I pushed the fabric down into the water wherever the dye had landed but Cathy reassured me not to fear the white spots. This is easier said than done. I felt a strong desire to shove it all in and swirl around and round. This would create a muddy colour, of course, so I kept my surgically gloved hands behind my back. Eventually, as it heats, the wool soaks up the water and the weight causes it to sink. We left it over a medium heat for around a half hour or so. Maybe more.
If you take a class in dyeing you will no doubt hear your tutor, at some point, caution about the danger of felting the wool, whether spun or still raw, by overheating. This was fascinating to me. It’s only now that I realise that this is essentially what happens when you unwittingly wash your woollies on a hot wash and they shrink to child’s size. You have just made felt! This is something else I want to try – felting.
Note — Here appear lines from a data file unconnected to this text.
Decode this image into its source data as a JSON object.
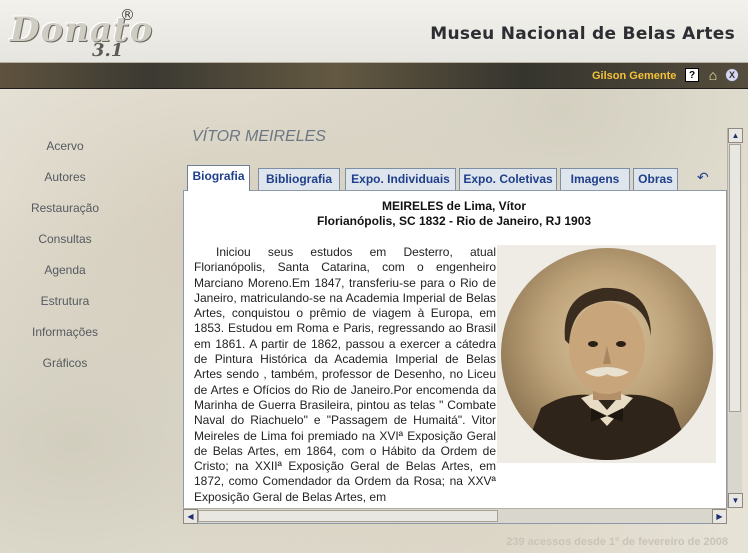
{
  "header": {
    "logo_text": "Donato",
    "logo_version": "3.1",
    "logo_reg": "®",
    "museum_title": "Museu Nacional de Belas Artes",
    "user_name": "Gilson Gemente",
    "help_icon": "?",
    "home_icon": "⌂",
    "close_icon": "X"
  },
  "nav": {
    "items": [
      "Acervo",
      "Autores",
      "Restauração",
      "Consultas",
      "Agenda",
      "Estrutura",
      "Informações",
      "Gráficos"
    ]
  },
  "artist": {
    "title": "VÍTOR MEIRELES"
  },
  "tabs": [
    "Biografia",
    "Bibliografia",
    "Expo. Individuais",
    "Expo. Coletivas",
    "Imagens",
    "Obras"
  ],
  "refresh_icon": "↶",
  "bio": {
    "name_line": "MEIRELES de Lima, Vítor",
    "origin_line": "Florianópolis, SC 1832 - Rio de Janeiro, RJ 1903",
    "text": "Iniciou seus estudos em Desterro, atual Florianópolis, Santa Catarina, com o engenheiro Marciano Moreno.Em 1847, transferiu-se para o Rio de Janeiro, matriculando-se na Academia Imperial de Belas Artes, conquistou o prêmio de viagem à Europa, em 1853. Estudou em Roma e Paris, regressando ao Brasil em 1861. A partir de 1862, passou a exercer a cátedra de Pintura Histórica da Academia Imperial de Belas Artes sendo , também, professor de Desenho, no Liceu de Artes e Ofícios do Rio de Janeiro.Por encomenda da Marinha de Guerra Brasileira, pintou as telas \" Combate Naval do Riachuelo\" e \"Passagem de Humaitá\". Vitor Meireles de Lima foi premiado na XVIª Exposição Geral de Belas Artes, em 1864, com o Hábito da Ordem de Cristo; na XXIIª Exposição Geral de Belas Artes, em 1872, como Comendador da Ordem da Rosa; na XXVª Exposição Geral de Belas Artes, em"
  },
  "footer": {
    "text": "239 acessos desde 1º de fevereiro de 2008"
  }
}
And I don’t mean shrinking my favourite jumper.
What was so incredibly satisfying was pulling out the hot fibre from the pan with a pair of tongs and observing that all the drips were clear. The fibre had truly drank in the colour like parched ground does the rain. This is why the soak in the vinegar was so important.
This is not intended to be a Master Class in the art of dyeing. (For that you’ll have to go to Wicker Wool, Cedar Farm, Mawdsley.) But oh how good it felt (excuse the pun) to try, fiddle, play, get excited about colours and make new discoveries, whilst at the same time, chin-wagging, drinking tea and watching the rain from the right place – the inside.
Next? I’ve booked a spinning class to spin my beautiful fibre into delicious yarn. Can’t wait. Plus the fact, I love that I’ll be legitimately able to say to my “fit, not fat” friends that I’m going to a “spinning class” safe in the knowledge that there won’t be an exercise bike in sight. ;o)
I’ll report all on this sadly now somewhat esoteric of practices. A hearty thank you Cathy for facilitating my journey of sheep to skin. You can find Cathy’s blog at: http://lazypeasant.blogspot.co.uk/ and her shop here.
I want to purchase Rita Buchannan’s book, A Dyer’s Garden and dabble with dyeing from flowers and vegetables.
My blue and orange wool. Beautiful. The finished result puts me in mind of Mediterranean blues and greens with bright sunshine.
Actual dyeing measurements…dash, tad, smidgen, pinch. Cute!
As I wended my way home, trying to keep sleep at bay until safely ensconced on the train, my sleepy eyes saw this.
This was a much loved jumper that I unintentionally shrank in the wash. Instead of throwing out, I reincarnated it as a cushion cover. All was ticketyboo once more.
Thoughts on above? Please feel free to leave a comment…